Lee S.M., Kim S.E., Kim E.B., Jeong H.J., Son Y.K., An W.S. Lactate Clearance and Vasopressor Seem to Be Predictors for Mortality in Severe Sepsis Patients with Lactic Acidosis Supplementing Sodium Bicarbonate: A Retrospective Analysis. PLoS One. 2015. 10 (12). e0145181. Epub. 2015/12/23. doi: 10.1371/journal.pone.0145181. PubMed PMID: 26692209; PubMed Central PMCID: PMCPMC4686961.

Singer M., Deutschman C.S., Seymour C.W., Shankar-Hari M., Annane D., Bauer M. et al. The Third International Consensus Definitions for Sepsis and Septic Shock (Sepsis-3). JAMA. 2016. 315 (8). 801-10. Epub. 2016/02/24. doi: 10.1001/jama.2016.0287. PubMed PMID: 26903338; PubMed Central PMCID: PMCPMC4968574.

Phumeetham S., Kaowchaweerattanachart N., Law S., Chanthong P., Pratumvinit B. Close correlation between arterial and central venous lactate concentrations of children in shock: A cross-sectional study.

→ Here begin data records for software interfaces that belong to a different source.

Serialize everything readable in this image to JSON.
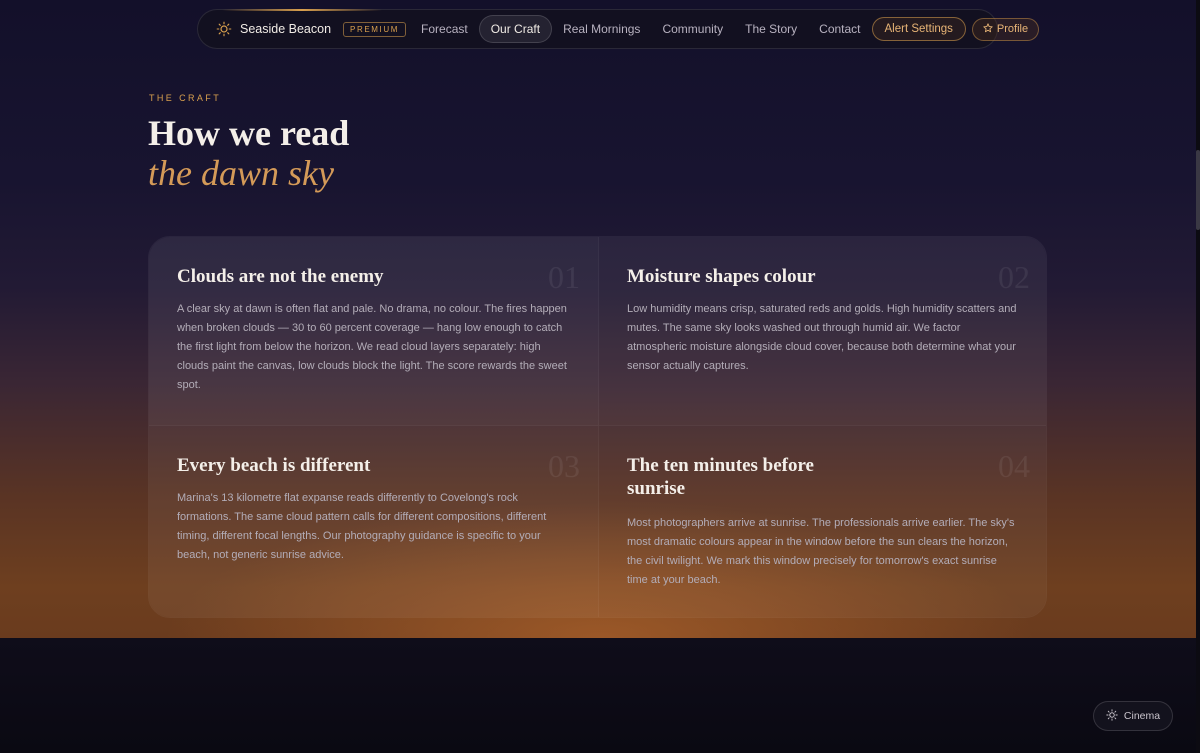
{
  "nav": {
    "brand": "Seaside Beacon",
    "badge": "PREMIUM",
    "links": [
      {
        "label": "Forecast",
        "active": false
      },
      {
        "label": "Our Craft",
        "active": true
      },
      {
        "label": "Real Mornings",
        "active": false
      },
      {
        "label": "Community",
        "active": false
      },
      {
        "label": "The Story",
        "active": false
      },
      {
        "label": "Contact",
        "active": false
      }
    ],
    "alert_button": "Alert Settings",
    "profile_button": "Profile",
    "icons": {
      "brand": "sun-icon",
      "profile": "star-icon"
    }
  },
  "section": {
    "eyebrow": "THE CRAFT",
    "title_line1": "How we read",
    "title_line2": "the dawn sky"
  },
  "cards": [
    {
      "title": "Clouds are not the enemy",
      "number": "01",
      "body": "A clear sky at dawn is often flat and pale. No drama, no colour. The fires happen when broken clouds — 30 to 60 percent coverage — hang low enough to catch the first light from below the horizon. We read cloud layers separately: high clouds paint the canvas, low clouds block the light. The score rewards the sweet spot."
    },
    {
      "title": "Moisture shapes colour",
      "number": "02",
      "body": "Low humidity means crisp, saturated reds and golds. High humidity scatters and mutes. The same sky looks washed out through humid air. We factor atmospheric moisture alongside cloud cover, because both determine what your sensor actually captures."
    },
    {
      "title": "Every beach is different",
      "number": "03",
      "body": "Marina's 13 kilometre flat expanse reads differently to Covelong's rock formations. The same cloud pattern calls for different compositions, different timing, different focal lengths. Our photography guidance is specific to your beach, not generic sunrise advice."
    },
    {
      "title": "The ten minutes before sunrise",
      "number": "04",
      "body": "Most photographers arrive at sunrise. The professionals arrive earlier. The sky's most dramatic colours appear in the window before the sun clears the horizon, the civil twilight. We mark this window precisely for tomorrow's exact sunrise time at your beach."
    }
  ],
  "cinema": {
    "label": "Cinema",
    "icon": "sun-icon"
  },
  "colors": {
    "accent": "#d9a04e",
    "title_italic": "#d49a58"
  }
}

Clin. Chim. Acta. 2017. 472. 86-9. Epub. 2017/07/25. doi: 10.1016/j.cca.2017.07.023. PubMed PMID: 28736119.

Schellenberg M., Hawley L., Biswas S., Clark D.H., Cobb J.P. Complications Following Brachial Arterial Catheterization in the Surgical Intensive Care Unit. Am. Surg. 2020. 86 (10). 1260-3. Epub. 2020/10/28. doi: 10.1177/0003134820964211. PubMed PMID: 33106000.

Deindl P., Waldhor T., Unterasinger L., Berger A., Keck M. Arterial catheterisation in neonates can result in severe ischaemic complications but does not impair long-term extremity function. Acta Paediatr. 2018. 107 (2). 240-8. Epub. 2017/09/30. doi: 10.1111/apa.14100. PubMed PMID: 28960442.

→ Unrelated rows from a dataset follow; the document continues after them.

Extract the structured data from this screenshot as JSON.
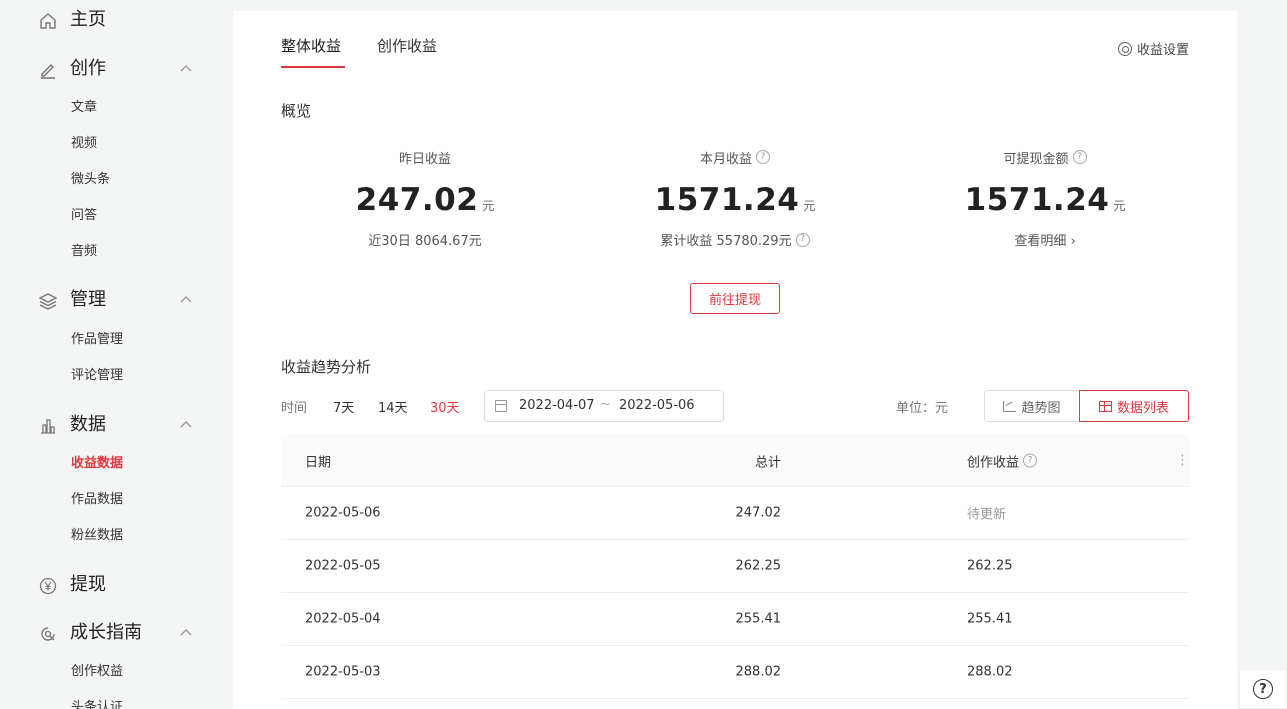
{
  "sidebar": {
    "home": "主页",
    "create": {
      "label": "创作",
      "items": [
        "文章",
        "视频",
        "微头条",
        "问答",
        "音频"
      ]
    },
    "manage": {
      "label": "管理",
      "items": [
        "作品管理",
        "评论管理"
      ]
    },
    "data": {
      "label": "数据",
      "items": [
        "收益数据",
        "作品数据",
        "粉丝数据"
      ],
      "active": "收益数据"
    },
    "withdraw": "提现",
    "growth": {
      "label": "成长指南",
      "items": [
        "创作权益",
        "头条认证"
      ]
    }
  },
  "tabs": [
    "整体收益",
    "创作收益"
  ],
  "settings_label": "收益设置",
  "overview": {
    "title": "概览",
    "yesterday": {
      "caption": "昨日收益",
      "value": "247.02",
      "unit": "元",
      "sub": "近30日 8064.67元"
    },
    "month": {
      "caption": "本月收益",
      "value": "1571.24",
      "unit": "元",
      "sub": "累计收益 55780.29元"
    },
    "withdrawable": {
      "caption": "可提现金额",
      "value": "1571.24",
      "unit": "元",
      "sub": "查看明细 ›"
    },
    "withdraw_button": "前往提现"
  },
  "trend": {
    "title": "收益趋势分析",
    "time_label": "时间",
    "ranges": [
      "7天",
      "14天",
      "30天"
    ],
    "active_range": "30天",
    "date_start": "2022-04-07",
    "date_sep": "~",
    "date_end": "2022-05-06",
    "unit_label": "单位：元",
    "view_trend": "趋势图",
    "view_list": "数据列表"
  },
  "table": {
    "headers": [
      "日期",
      "总计",
      "创作收益"
    ],
    "rows": [
      {
        "date": "2022-05-06",
        "total": "247.02",
        "create": "待更新"
      },
      {
        "date": "2022-05-05",
        "total": "262.25",
        "create": "262.25"
      },
      {
        "date": "2022-05-04",
        "total": "255.41",
        "create": "255.41"
      },
      {
        "date": "2022-05-03",
        "total": "288.02",
        "create": "288.02"
      }
    ]
  },
  "accent_color": "#e4383f"
}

Salmon A.A., Galhotra S., Rao V., DeVita M.A., Darby J., Hilmi I. et al. Analysis of major complications associated with arterial catheterisation. Qual. Saf. Health Care. 2010. 19 (3). 208-12. Epub. 2010/03/03. doi: 10.1136/qshc.2008.028597. PubMed PMID: 20194221.

Published

2021-04-05

Issue

Section

Original Researches